To anyone following the systematic oppression of Kashmir, it was clear that these arrests were yet another attempt by the Indian government to crush the voices that guide Kashmir’s struggle for freedom.
Today, I view these arrests as the first step in India’s long-term plan to abrogate Kashmir’s autonomy. The Indian authorities did so in order to subdue any peaceful resistance before it even started.
In August, the Indian state unleashed its brutality on the people of Kashmir yet again. Living abroad now, I had to watch in pain how my people disappeared from the face of the earth. It’s been more than a month now that Kashmir has been under a full media and communications blackout as the ruthless crackdown continues.
It has been 40 days since I have spoken to my mother. I have news from neighbours who flew to New Delhi from Kashmir and informed me that “everyone at home is fine” and sent me recorded video of my mother, in which she asked me to stay strong.
All this violence and the decision to deny Kashmiris their right to self-govern will have an unexpected side effect: They will make separatism even more mainstream in Kashmir.
Over the years, India had significant support from local Kashmiri political parties such as the National Conference (NC) and the People’s Democratic Party. But today, even those who once swore by the Indian constitution are behind bars or under house arrest. Not that those parties ever truly represented Kashmiri people or their sentiments, but at least India had some people they could have dialogue with.
Now, by going after all Kashmiri leaders – including the ones who wanted to work with India – the New Delhi government killed any chances it had to have a constructive dialogue with Kashmiris.
I have young Kashmiri friends who once considered themselves Indian at heart. Now, they appear to have changed their minds.
A friend who once posted a picture with NC head Farooq Abdullah on her social media calling him the “best leader of Kashmir”, now says that she holds all mainstream leaders of Kashmir responsible for what happened on August 5. “All of them have sold out and we have nothing left to do,” she told me.
Year after year, India is making sure that the new generations of Kashmiris witness and experience the brutality of the occupation firsthand and, by doing so, it is creating new waves of resistance among Kashmiri youth. They will probably never agree to negotiate with India on anything less than freedom.
Since the events of 2010, every year we have read headlines like, “Kashmir to witness another violent year” or “Kashmir on the boil again” or “Kashmir may face turmoil again”.

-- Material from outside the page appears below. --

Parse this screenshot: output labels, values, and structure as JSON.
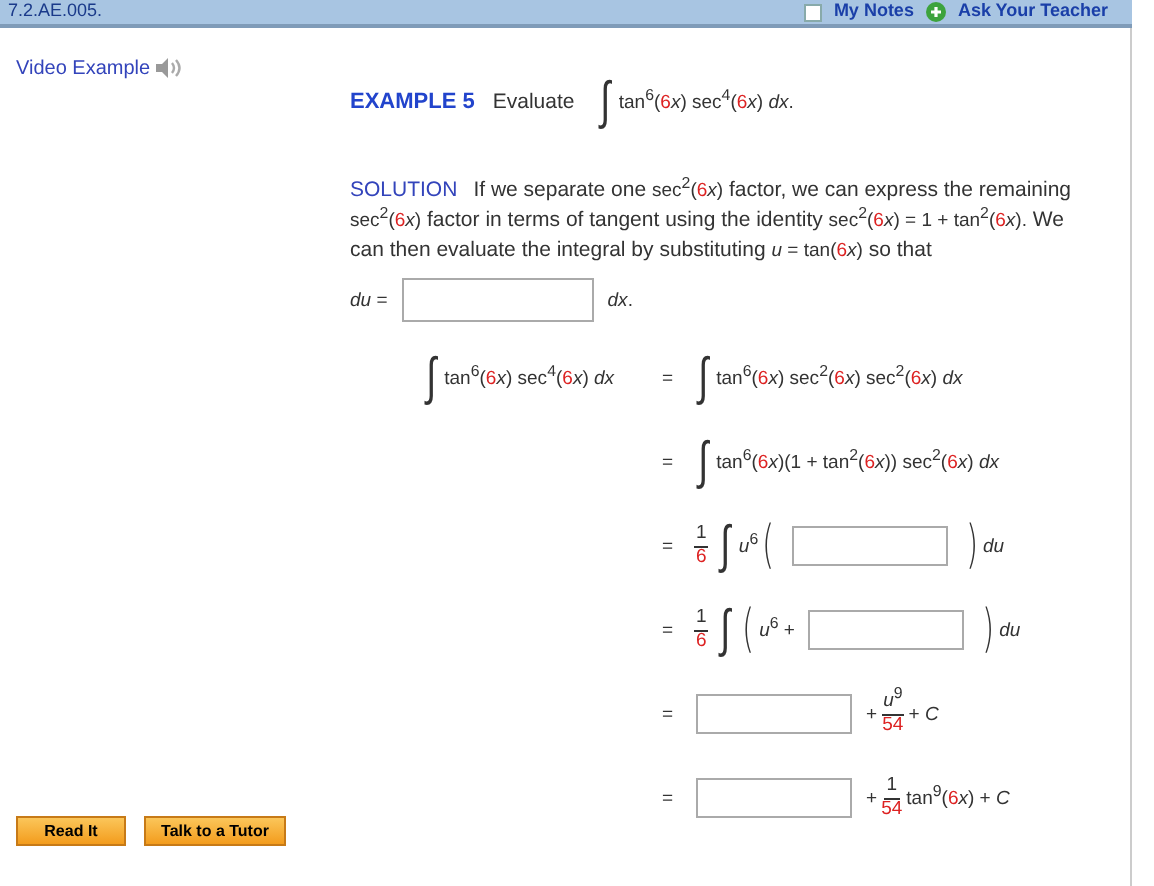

This year, too, an uprising is expected. However many troops the Indian government sends in response, it will not be able to quash Kashmiri resistance. No Kashmiri would ever accept what it did on August 5.
The views expressed in this article are the author’s own and do not necessarily reflect Al Jazeera’s editorial stance.